The Cheshire East Local Plan. More twists and turns than a twisty turny thing.

There is an episode of Blackadder in which a very drunk Lord Melchett accuses Edmund of twisting and turning 'like a twisty turny thing.' 

What's this got to do with anything? Well I was trying to think of something with more twist and turns than the Cheshire East Local Plan and all I could think of was Lord Melchett.

The latest twist (or turn...) came on Friday, with the publication of the Elworth Hall Farm, Sandbach appeal decision, which is the first to consider the Housing Position Statement published by the Council in February. 

That statement claimed a 5.13 or 5.86 year supply depending upon whether or not a 5% or a 20% buffer is used. The Elworth Hall Farm inspector concludes only that the Council has not demonstrated a five year supply of deliverable housing sites, but the appellants in the case, Rowland Homes, claimed a 3.45 to 3.95 year supply.

To paraphrase Oscar Wilde, to have one land supply calculation (the 7.15 year supply included in the February 2012 SHLAA) dismissed by an inspector may be considered a misfortune, but to have a second calculation dismissed looks like carelessness.

Where now then for the Local Plan, the Submission version of which is currently subject to public consultation?

The NPPF states that Local Plans should be consistent with the principles and policies set out in the framework, which includes the need for to identify and update annually a supply of specific deliverable sites sufficient to provide five years worth of housing.

Notwithstanding though the cross in that box, more fundamentally, the NPPF also requires plans to be 'justified', which means that they include the most appropriate strategy when considered against reasonable alternatives and based on proportionate evidence.

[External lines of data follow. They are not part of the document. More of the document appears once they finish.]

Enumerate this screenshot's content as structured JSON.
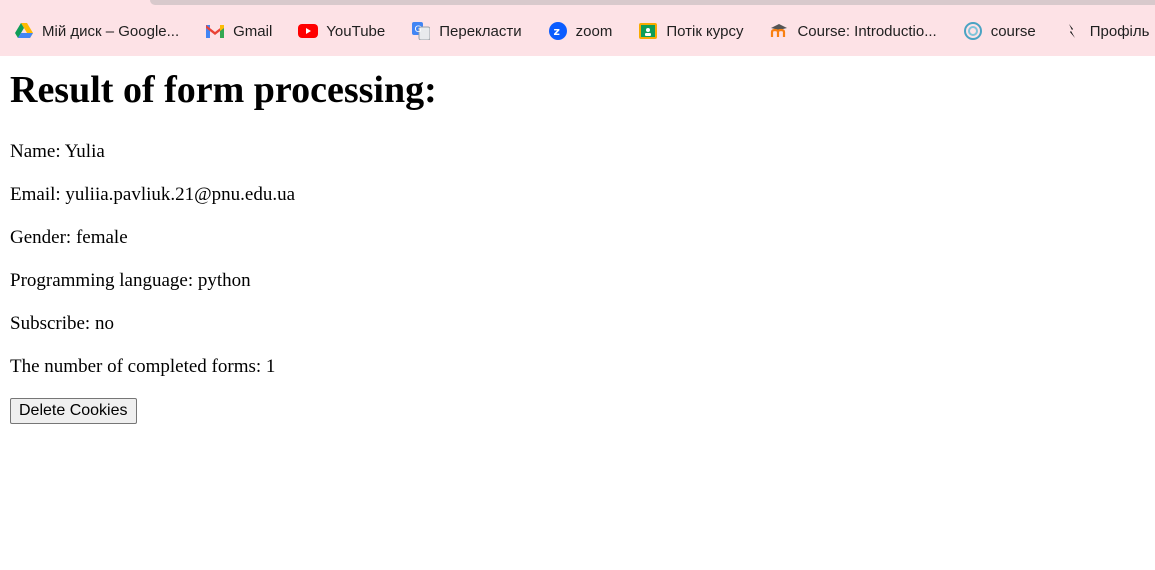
{
  "bookmarks": [
    {
      "label": "Мій диск – Google...",
      "icon": "google-drive-icon"
    },
    {
      "label": "Gmail",
      "icon": "gmail-icon"
    },
    {
      "label": "YouTube",
      "icon": "youtube-icon"
    },
    {
      "label": "Перекласти",
      "icon": "google-translate-icon"
    },
    {
      "label": "zoom",
      "icon": "zoom-icon"
    },
    {
      "label": "Потік курсу",
      "icon": "google-classroom-icon"
    },
    {
      "label": "Course: Introductio...",
      "icon": "moodle-icon"
    },
    {
      "label": "course",
      "icon": "course-site-icon"
    },
    {
      "label": "Профіль",
      "icon": "profile-icon"
    }
  ],
  "page": {
    "title": "Result of form processing:",
    "lines": {
      "name": "Name: Yulia",
      "email": "Email: yuliia.pavliuk.21@pnu.edu.ua",
      "gender": "Gender: female",
      "language": "Programming language: python",
      "subscribe": "Subscribe: no",
      "count": "The number of completed forms: 1"
    },
    "delete_button": "Delete Cookies"
  },
  "colors": {
    "bookmark_bar_bg": "#fde2e6",
    "youtube_red": "#ff0000",
    "zoom_blue": "#0b5cff"
  }
}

A key part of the evidence base is the SHLAA, which needs to establish realistic assumptions about the availability, suitability and the likely economic viability of land. Given the Elworth Hall Farm inspector's comments about lead in times, build rates and "a distinct lack of credible hard evidence to justify the projections for some (strategic) sites"  there must a significant doubt that the Local Plan is 'effective' or deliverable. 

It is understood that the leader of the Council has expressed a desire to 'battle on, check our figures and continue to fight', and given that previous opportunities to reappraise the Local Plan have not been taken it seems safe to assume that it will be submitted at the earliest opportunity. Can it be found sound though in it's present form? There are surely more twists and turns to come...